  10. »the daily newspaper« from May 15, 2012, accessed on June 7, 2012
  11. ^ Cathy J. Cohen: Punks, Bulldaggers, and Welfare Queens: The Radical Potential of Queer Politics. In: GLQ: A Journal of Lesbian and Gay Studies 3 (1997) 4, pp. 437-465.
  12. So z. B. Esther Hutfless: Psychoanalysis and Identity - To the Critique of an Illusion. In: Research Group on Bodies and Sexualities , 2017.
  13. Axel Honneth, Nancy Fraser: Redistribution or Recognition? A political and philosophical controversy. Frankfurt / M. 2003.
  14. ^ Nacy Fraser: Heterosexism, Misrecognition, and Capitalism: a response to Judith Butler. Social Text, issue 52/53, 1997, pp. 279-289.
  15. Queer has lived itself out. Interview with Roswitha Scholz in: Der Standard , January 23, 2011.
  16. ^ Harriet Malinowitz: Lesbian Studies and Postmodern Queer Theory. In: Bonnie Zimmerman, Toni AH McNaron (Eds.): The New Lesbian Studies: Into the Twenty-First Century. New York: City University 1996, pp. 262-268.
  17. Gloria Anzaldúa: To (o) Queer the Writer: Loca, escritora, y chicana.

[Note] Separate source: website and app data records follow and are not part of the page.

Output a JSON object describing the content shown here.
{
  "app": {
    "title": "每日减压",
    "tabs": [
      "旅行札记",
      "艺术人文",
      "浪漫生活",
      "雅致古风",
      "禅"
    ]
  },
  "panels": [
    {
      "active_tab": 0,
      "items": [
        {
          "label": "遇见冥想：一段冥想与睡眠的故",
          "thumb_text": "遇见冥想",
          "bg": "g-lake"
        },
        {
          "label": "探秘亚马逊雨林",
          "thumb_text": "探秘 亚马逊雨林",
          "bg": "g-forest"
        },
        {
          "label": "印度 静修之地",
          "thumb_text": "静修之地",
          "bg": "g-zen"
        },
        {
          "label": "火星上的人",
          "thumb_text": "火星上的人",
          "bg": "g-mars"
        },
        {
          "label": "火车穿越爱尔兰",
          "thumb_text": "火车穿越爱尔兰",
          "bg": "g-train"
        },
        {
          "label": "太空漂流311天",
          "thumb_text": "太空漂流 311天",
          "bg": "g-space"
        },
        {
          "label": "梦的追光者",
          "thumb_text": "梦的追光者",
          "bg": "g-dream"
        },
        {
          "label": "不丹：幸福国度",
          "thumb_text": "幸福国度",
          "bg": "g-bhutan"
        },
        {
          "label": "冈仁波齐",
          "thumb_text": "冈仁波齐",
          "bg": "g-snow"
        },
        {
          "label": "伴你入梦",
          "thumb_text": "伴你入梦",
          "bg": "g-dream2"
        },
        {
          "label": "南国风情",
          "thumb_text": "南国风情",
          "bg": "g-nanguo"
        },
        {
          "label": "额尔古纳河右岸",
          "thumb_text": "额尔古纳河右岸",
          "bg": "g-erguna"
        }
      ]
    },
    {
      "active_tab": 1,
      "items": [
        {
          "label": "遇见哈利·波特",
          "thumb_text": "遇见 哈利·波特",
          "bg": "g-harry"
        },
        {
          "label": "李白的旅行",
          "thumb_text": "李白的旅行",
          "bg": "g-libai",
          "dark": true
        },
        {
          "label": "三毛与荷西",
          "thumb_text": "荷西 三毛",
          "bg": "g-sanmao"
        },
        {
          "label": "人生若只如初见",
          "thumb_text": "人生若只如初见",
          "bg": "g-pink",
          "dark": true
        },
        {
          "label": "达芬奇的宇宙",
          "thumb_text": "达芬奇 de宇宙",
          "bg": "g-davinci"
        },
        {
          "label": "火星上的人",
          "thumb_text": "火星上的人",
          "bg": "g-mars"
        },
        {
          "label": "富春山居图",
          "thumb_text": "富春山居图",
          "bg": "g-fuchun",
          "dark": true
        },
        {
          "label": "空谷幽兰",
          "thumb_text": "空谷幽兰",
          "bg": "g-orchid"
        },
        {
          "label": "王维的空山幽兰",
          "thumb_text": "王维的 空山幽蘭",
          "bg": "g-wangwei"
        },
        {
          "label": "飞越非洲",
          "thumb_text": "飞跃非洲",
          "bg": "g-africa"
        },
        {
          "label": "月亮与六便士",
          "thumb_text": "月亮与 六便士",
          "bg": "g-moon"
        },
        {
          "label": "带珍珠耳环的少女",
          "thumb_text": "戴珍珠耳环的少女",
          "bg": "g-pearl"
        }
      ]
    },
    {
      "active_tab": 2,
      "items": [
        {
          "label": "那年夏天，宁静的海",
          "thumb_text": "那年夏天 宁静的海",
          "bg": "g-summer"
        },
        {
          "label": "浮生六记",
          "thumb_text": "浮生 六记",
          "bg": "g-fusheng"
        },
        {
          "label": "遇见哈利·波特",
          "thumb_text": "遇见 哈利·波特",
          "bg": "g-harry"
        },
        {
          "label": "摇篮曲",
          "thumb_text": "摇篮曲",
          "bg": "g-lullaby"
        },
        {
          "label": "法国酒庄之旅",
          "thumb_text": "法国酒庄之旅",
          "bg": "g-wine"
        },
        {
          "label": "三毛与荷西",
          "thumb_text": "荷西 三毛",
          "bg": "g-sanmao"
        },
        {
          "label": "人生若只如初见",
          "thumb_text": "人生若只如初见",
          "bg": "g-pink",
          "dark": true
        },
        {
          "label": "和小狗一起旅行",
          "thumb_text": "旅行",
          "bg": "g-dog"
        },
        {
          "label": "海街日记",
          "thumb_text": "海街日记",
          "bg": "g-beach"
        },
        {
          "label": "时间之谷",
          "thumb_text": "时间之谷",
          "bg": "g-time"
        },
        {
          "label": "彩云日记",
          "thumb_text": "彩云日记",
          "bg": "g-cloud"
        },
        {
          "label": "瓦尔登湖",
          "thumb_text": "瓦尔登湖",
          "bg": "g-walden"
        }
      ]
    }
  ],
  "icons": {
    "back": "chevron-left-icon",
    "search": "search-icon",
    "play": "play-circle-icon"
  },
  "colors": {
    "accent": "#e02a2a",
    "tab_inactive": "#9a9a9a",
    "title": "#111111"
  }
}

In: Betsy Warland (Ed.): InVersions: Writing by Dykes, Queers & Lesbians. Vancouver 1991, pp. 249-263.
  18. online: PDF